After a self-induced dry spell through the dreaded holiday season I reactivated. My hope was that I would reappear as new meat. Disenchanted, my profile included a description of the composite of women I had met the first time around. It went something like this:
“Let me guess… You like the beach AND the mountains. You like to stay home cuddled on the sofa AND to go out in your little black dress and heels. You enjoy fancy restaurants AND eating hot dogs at college football games. You love live music. You have a sarcastic sense of humor. Your kids are the most important part of your life.”
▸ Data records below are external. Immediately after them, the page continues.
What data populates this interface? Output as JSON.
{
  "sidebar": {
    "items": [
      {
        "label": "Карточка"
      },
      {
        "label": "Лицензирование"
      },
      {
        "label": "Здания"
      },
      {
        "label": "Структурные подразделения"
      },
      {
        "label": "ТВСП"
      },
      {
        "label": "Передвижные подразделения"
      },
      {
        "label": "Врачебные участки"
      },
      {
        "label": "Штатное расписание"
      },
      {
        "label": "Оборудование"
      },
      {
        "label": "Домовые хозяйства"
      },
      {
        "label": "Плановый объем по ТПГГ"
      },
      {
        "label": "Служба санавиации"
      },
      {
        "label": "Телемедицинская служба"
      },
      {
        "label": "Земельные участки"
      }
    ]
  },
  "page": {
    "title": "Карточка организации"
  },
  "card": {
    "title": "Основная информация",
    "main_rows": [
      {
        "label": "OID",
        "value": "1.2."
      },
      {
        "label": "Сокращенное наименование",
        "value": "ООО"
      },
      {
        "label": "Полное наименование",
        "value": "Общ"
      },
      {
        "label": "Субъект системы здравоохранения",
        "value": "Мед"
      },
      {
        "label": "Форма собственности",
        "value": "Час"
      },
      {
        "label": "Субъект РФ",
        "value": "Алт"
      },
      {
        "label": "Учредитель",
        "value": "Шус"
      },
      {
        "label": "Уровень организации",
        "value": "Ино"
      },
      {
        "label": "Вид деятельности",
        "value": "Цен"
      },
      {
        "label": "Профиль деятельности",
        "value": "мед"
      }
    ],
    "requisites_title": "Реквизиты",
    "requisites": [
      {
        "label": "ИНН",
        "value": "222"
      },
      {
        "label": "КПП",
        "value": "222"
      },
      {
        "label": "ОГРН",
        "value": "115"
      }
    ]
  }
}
Isn’t it safe to say that, except for a small population in North Korea, this describes most women?
I got one match.
In her picture she is hanging upside down tied to aerial silks and smiling. Her profile is a line from Shakespeare which I recognized (and wasted no time letting her know). There’s no mention of her culinary tastes or her wardrobe. Just nine words from ‘A Midsummer Night’s Dream’, uncredited.
We messaged back and forth for a day and actually spoke on the phone. How quaint! Not just another pen pal. We met the next day. For real for real. What do they say? Love at first sight? Yes, and love at second sight and so on and so on.
Every day I fall more deeply in love with her ocean blue eyes, bright smile, petite figure, perfect grammar, warm voice, fragrant hair, impeccable style, and even her table manners. Other women picked apart their food, smelled it before eating it, and licked their knives. She has no tattoos. Not on her ankle. Not on her lower back. She has one piercing in her left ear and one in her right. No others.
We read, do yoga, run, cook, talk, watch black-and-white movies, and live the same general lifestyles. The only television show we watch is Jeopardy. We do challenging crossword puzzles together. She doesn’t drink soda or chew gum. She hates staying in Bed and Breakfasts as much as I do.
It doesn’t make sense to me that I had trouble meeting such a spectacular woman in the three years prior. Most people make dating, love, and romance so complicated. I, on the other hand, had hoped for only two criteria.
She’s also “all the gardens I have ever gazed at, longing”. (Rilke)